The Phenom ProX scanning electron microscope (SEM) is a student-friendly microscope in high demand in the Materials Science and Engineering (MSE) department at the University of Tennessee in Knoxville. The Phenom SEM is in the undergraduate laboratory for an open-ended course. The first 3 weeks are structured for students to learn sample preparation and instrument training. The remaining weeks are open for students to devise projects. Students often strive to include the Phenom SEM as it is well-suited to investigate the structure-processing-properties materials science triangle.
The Phenom SEM was selected in a competitive on-site demonstration. Students and faculty chose the Phenom thanks to high-quality images and superior data output. The Phenom SEM is now a “powerful recruiting tool” for the department. Because the SEM is user-friendly, students are quickly trained to use the system independently. MSE students are encouraged to do undergraduate research projects and usually include the Phenom SEM in their work.
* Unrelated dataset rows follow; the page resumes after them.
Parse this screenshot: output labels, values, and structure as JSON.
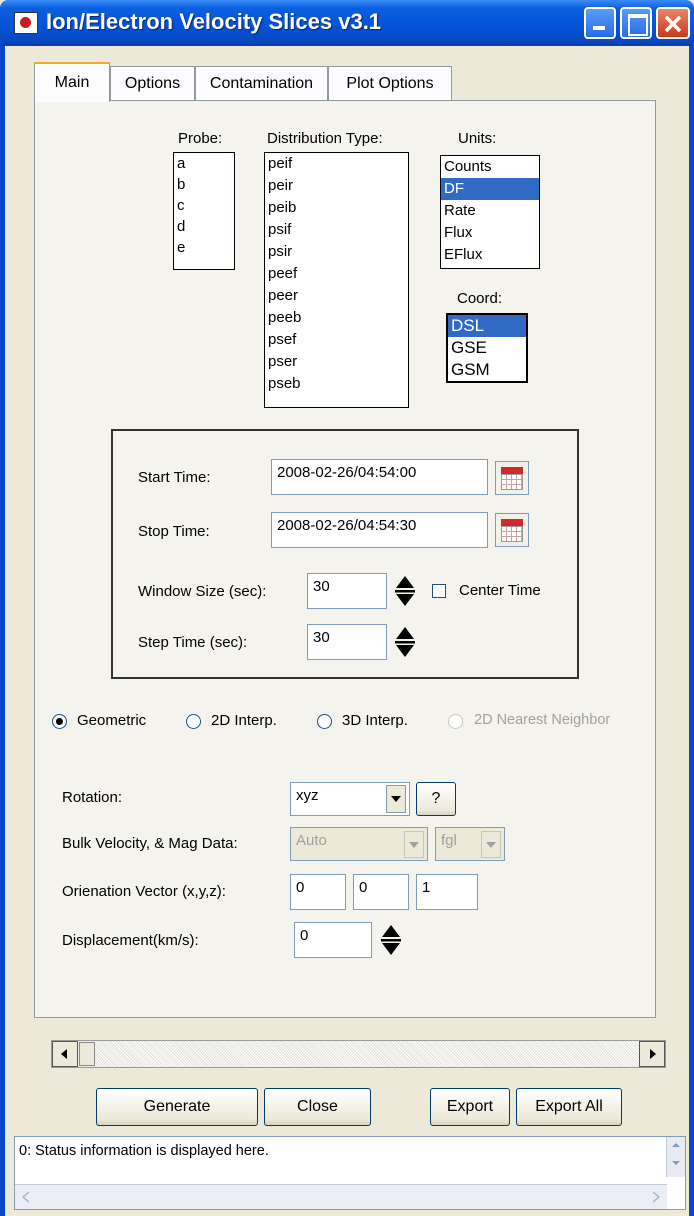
{
  "window": {
    "title": "Ion/Electron Velocity Slices v3.1"
  },
  "tabs": [
    {
      "label": "Main",
      "active": true
    },
    {
      "label": "Options"
    },
    {
      "label": "Contamination"
    },
    {
      "label": "Plot Options"
    }
  ],
  "probe": {
    "label": "Probe:",
    "items": [
      "a",
      "b",
      "c",
      "d",
      "e"
    ]
  },
  "distribution": {
    "label": "Distribution Type:",
    "items": [
      "peif",
      "peir",
      "peib",
      "psif",
      "psir",
      "peef",
      "peer",
      "peeb",
      "psef",
      "pser",
      "pseb"
    ]
  },
  "units": {
    "label": "Units:",
    "items": [
      "Counts",
      "DF",
      "Rate",
      "Flux",
      "EFlux"
    ],
    "selected": "DF"
  },
  "coord": {
    "label": "Coord:",
    "items": [
      "DSL",
      "GSE",
      "GSM"
    ],
    "selected": "DSL"
  },
  "time": {
    "start_label": "Start Time:",
    "start_value": "2008-02-26/04:54:00",
    "stop_label": "Stop Time:",
    "stop_value": "2008-02-26/04:54:30",
    "window_label": "Window Size (sec):",
    "window_value": "30",
    "center_label": "Center Time",
    "step_label": "Step Time (sec):",
    "step_value": "30"
  },
  "method": {
    "options": [
      "Geometric",
      "2D Interp.",
      "3D Interp.",
      "2D Nearest Neighbor"
    ],
    "selected": "Geometric"
  },
  "rotation": {
    "label": "Rotation:",
    "value": "xyz",
    "help": "?"
  },
  "bulk": {
    "label": "Bulk Velocity, & Mag Data:",
    "value": "Auto",
    "mag": "fgl"
  },
  "orientation": {
    "label": "Orienation Vector (x,y,z):",
    "x": "0",
    "y": "0",
    "z": "1"
  },
  "displacement": {
    "label": "Displacement(km/s):",
    "value": "0"
  },
  "buttons": {
    "generate": "Generate",
    "close": "Close",
    "export": "Export",
    "export_all": "Export All"
  },
  "status": {
    "text": "0: Status information is displayed here."
  },
  "colors": {
    "titlebar": "#0552d6",
    "selection": "#316ac5",
    "tab_accent": "#f3a92b"
  }
}
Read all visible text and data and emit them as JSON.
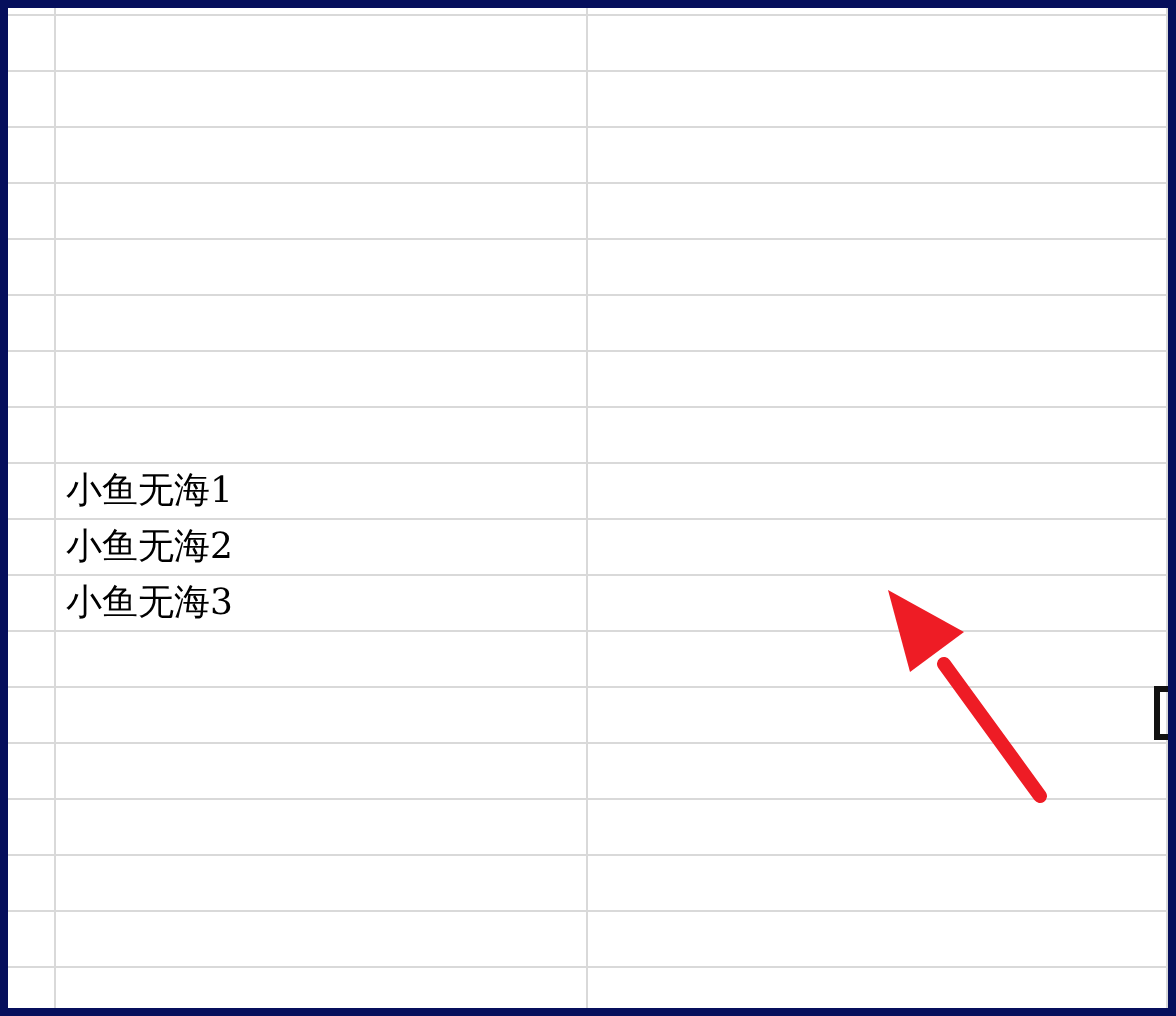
{
  "sheet": {
    "cells": [
      {
        "text": "小鱼无海1"
      },
      {
        "text": "小鱼无海2"
      },
      {
        "text": "小鱼无海3"
      }
    ]
  }
}
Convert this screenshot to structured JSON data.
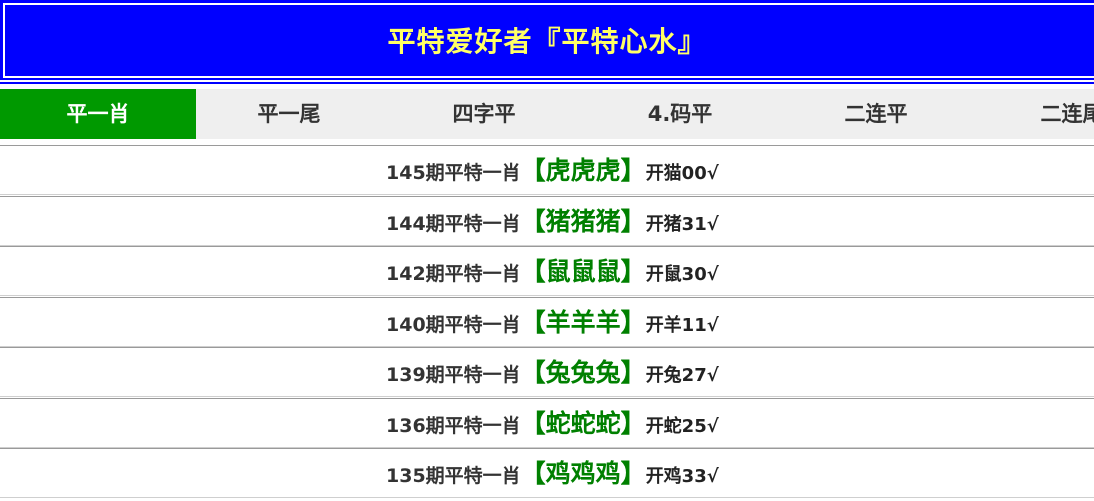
{
  "header": {
    "title": "平特爱好者『平特心水』"
  },
  "tabs": [
    {
      "label": "平一肖",
      "active": true
    },
    {
      "label": "平一尾",
      "active": false
    },
    {
      "label": "四字平",
      "active": false
    },
    {
      "label": "4.码平",
      "active": false
    },
    {
      "label": "二连平",
      "active": false
    },
    {
      "label": "二连尾",
      "active": false
    }
  ],
  "rows": [
    {
      "issue": "145期平特一肖",
      "pick": "【虎虎虎】",
      "result": "开猫00",
      "mark": "√"
    },
    {
      "issue": "144期平特一肖",
      "pick": "【猪猪猪】",
      "result": "开猪31",
      "mark": "√"
    },
    {
      "issue": "142期平特一肖",
      "pick": "【鼠鼠鼠】",
      "result": "开鼠30",
      "mark": "√"
    },
    {
      "issue": "140期平特一肖",
      "pick": "【羊羊羊】",
      "result": "开羊11",
      "mark": "√"
    },
    {
      "issue": "139期平特一肖",
      "pick": "【兔兔兔】",
      "result": "开兔27",
      "mark": "√"
    },
    {
      "issue": "136期平特一肖",
      "pick": "【蛇蛇蛇】",
      "result": "开蛇25",
      "mark": "√"
    },
    {
      "issue": "135期平特一肖",
      "pick": "【鸡鸡鸡】",
      "result": "开鸡33",
      "mark": "√"
    }
  ],
  "colors": {
    "banner_bg": "#0000ff",
    "banner_title": "#ffff66",
    "tab_active_bg": "#009900",
    "tab_bg": "#efefef",
    "pick_text": "#008000"
  }
}
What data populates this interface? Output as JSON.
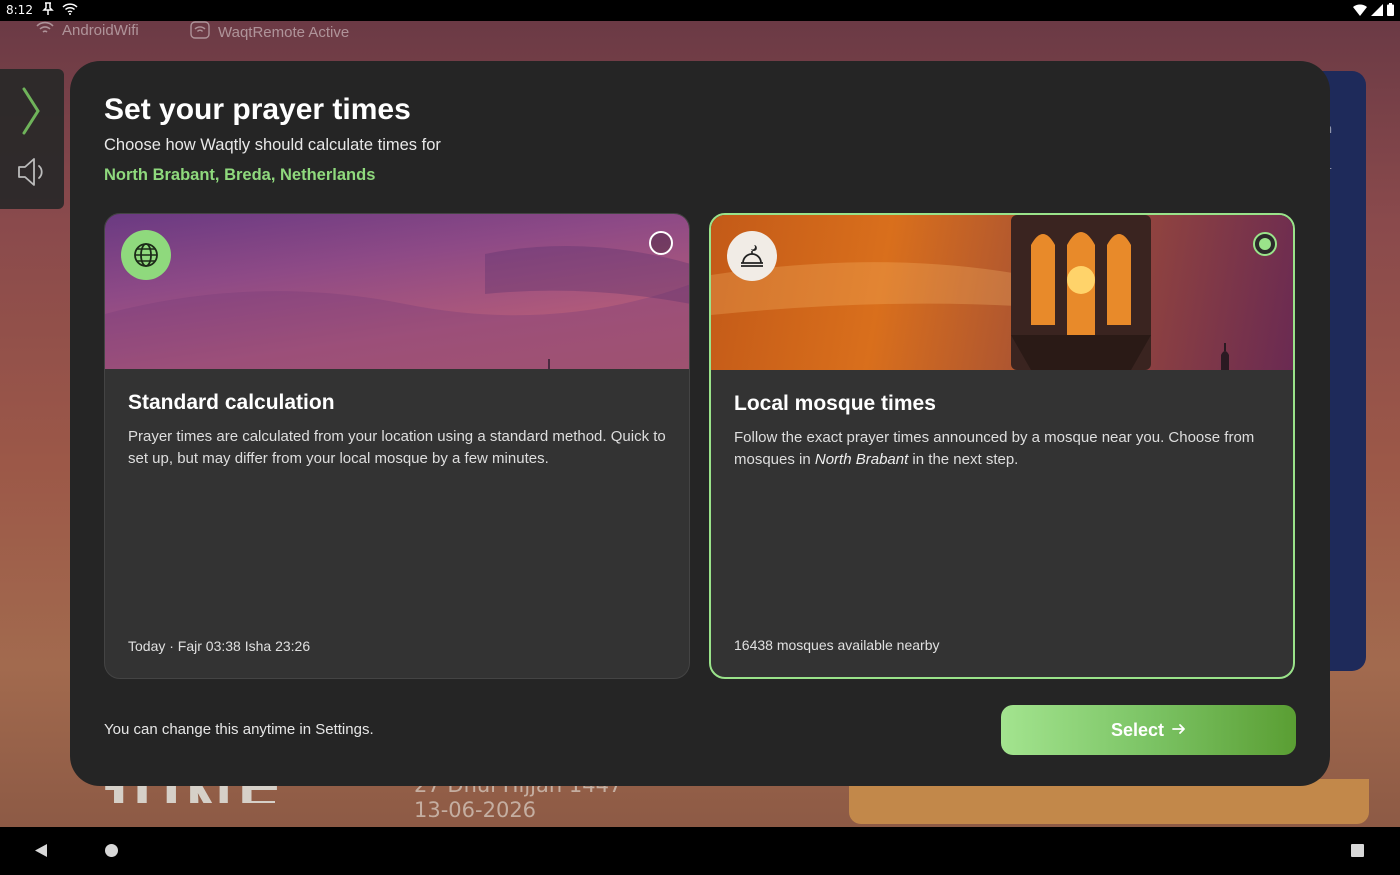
{
  "status_bar": {
    "time": "8:12"
  },
  "background": {
    "network_name": "AndroidWifi",
    "remote_status": "WaqtRemote Active",
    "big_text": "JUNE",
    "hijri_date": "27 Dhul Hijjah 1447",
    "gregorian_date": "13-06-2026",
    "side_text_1": "h",
    "side_text_2": "1"
  },
  "dialog": {
    "title": "Set your prayer times",
    "subtitle": "Choose how Waqtly should calculate times for",
    "location": "North Brabant, Breda, Netherlands",
    "note": "You can change this anytime in Settings.",
    "select_label": "Select",
    "accent_color": "#9ae38a"
  },
  "options": {
    "standard": {
      "title": "Standard calculation",
      "description": "Prayer times are calculated from your location using a standard method. Quick to set up, but may differ from your local mosque by a few minutes.",
      "footer": "Today · Fajr 03:38 Isha 23:26",
      "icon": "globe-icon",
      "selected": false
    },
    "mosque": {
      "title": "Local mosque times",
      "description_pre": "Follow the exact prayer times announced by a mosque near you. Choose from mosques in ",
      "description_region": "North Brabant",
      "description_post": " in the next step.",
      "footer": "16438 mosques available nearby",
      "icon": "mosque-dome-icon",
      "selected": true
    }
  }
}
“It’s like giving them the keys to the car” explains Chris Wetteland who teaches the MSE lab course. “The Phenom gives students the ability to work independently in the lab.”
For example, seeing the pearlite structure of steel with their own hands driving the SEM has more impact than images in a classroom. This impact results in students who are interested in learning and creating their own research projects.
Students can pursue their curiosity in materials science with the Phenom SEM. A recent example used EDS for elemental analysis. In a project using a 3D printer, the manufacturer claimed to add stainless steel in the filament. Using EDS on the Phenom ProX, students confirmed this to be true. EDS has also been used in research projects to determine carbon-rich phases in steel and to identify precipitates in aluminum-carbon systems.
A popular feature on the Phenom SEM is 3D Roughness Reconstruction. Students quickly evaluate the effect of processing on etched samples looking at surface roughness.
“The Phenom SEM has been the biggest addition to the lab” states Chris Wetteland. “Students benefit in terms of career development,” using an instrument for imaging and analysis that is relevant to future job positions.